- **Problem**: In the entries below, work out how many lines include "background", and write only that number.

- **Available data**:

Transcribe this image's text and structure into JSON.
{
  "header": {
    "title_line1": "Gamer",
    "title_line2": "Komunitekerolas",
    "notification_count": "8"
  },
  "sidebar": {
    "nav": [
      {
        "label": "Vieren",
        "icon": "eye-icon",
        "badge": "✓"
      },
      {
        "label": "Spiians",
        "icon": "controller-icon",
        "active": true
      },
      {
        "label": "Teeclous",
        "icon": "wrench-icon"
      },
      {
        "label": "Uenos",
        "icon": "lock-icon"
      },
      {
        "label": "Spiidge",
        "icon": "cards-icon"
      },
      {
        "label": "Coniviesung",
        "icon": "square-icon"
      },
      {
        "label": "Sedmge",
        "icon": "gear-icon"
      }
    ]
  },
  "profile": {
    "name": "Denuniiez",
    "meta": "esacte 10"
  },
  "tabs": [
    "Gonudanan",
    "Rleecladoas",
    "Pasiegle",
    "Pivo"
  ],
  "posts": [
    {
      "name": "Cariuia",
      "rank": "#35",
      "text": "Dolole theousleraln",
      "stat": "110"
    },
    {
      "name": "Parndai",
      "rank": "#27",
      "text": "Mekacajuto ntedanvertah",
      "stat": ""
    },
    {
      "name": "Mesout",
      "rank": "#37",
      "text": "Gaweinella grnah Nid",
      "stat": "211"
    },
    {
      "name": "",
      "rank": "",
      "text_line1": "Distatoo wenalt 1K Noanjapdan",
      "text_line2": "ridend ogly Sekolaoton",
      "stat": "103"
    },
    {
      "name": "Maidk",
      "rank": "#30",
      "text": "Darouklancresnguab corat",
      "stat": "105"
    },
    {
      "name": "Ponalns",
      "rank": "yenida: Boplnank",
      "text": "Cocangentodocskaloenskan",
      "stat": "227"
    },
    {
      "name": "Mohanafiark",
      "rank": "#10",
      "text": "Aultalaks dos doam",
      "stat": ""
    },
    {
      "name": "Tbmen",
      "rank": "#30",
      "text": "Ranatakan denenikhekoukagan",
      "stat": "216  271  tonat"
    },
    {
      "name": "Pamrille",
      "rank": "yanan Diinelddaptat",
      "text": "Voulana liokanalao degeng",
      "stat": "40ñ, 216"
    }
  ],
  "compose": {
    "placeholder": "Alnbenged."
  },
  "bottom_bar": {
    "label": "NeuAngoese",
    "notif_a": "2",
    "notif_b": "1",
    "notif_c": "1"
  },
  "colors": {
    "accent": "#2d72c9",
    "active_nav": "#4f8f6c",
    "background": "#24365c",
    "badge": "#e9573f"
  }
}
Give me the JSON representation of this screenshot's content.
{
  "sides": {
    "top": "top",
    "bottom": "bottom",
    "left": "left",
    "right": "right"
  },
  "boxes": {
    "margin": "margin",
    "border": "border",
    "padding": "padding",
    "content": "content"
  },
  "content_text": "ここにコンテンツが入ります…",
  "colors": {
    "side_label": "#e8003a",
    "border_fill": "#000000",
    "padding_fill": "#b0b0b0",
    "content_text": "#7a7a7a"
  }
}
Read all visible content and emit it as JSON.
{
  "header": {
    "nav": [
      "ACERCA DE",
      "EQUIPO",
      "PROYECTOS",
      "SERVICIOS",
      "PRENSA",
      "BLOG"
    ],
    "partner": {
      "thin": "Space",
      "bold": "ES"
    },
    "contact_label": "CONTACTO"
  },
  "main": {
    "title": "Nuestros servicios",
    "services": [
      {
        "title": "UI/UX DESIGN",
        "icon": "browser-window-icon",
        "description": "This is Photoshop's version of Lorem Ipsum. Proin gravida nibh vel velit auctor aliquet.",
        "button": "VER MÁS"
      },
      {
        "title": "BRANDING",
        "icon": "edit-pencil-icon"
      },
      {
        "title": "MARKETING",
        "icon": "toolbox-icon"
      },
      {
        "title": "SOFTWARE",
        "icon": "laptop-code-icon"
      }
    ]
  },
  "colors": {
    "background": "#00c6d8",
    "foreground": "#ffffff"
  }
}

- **Answer to the problem**: 2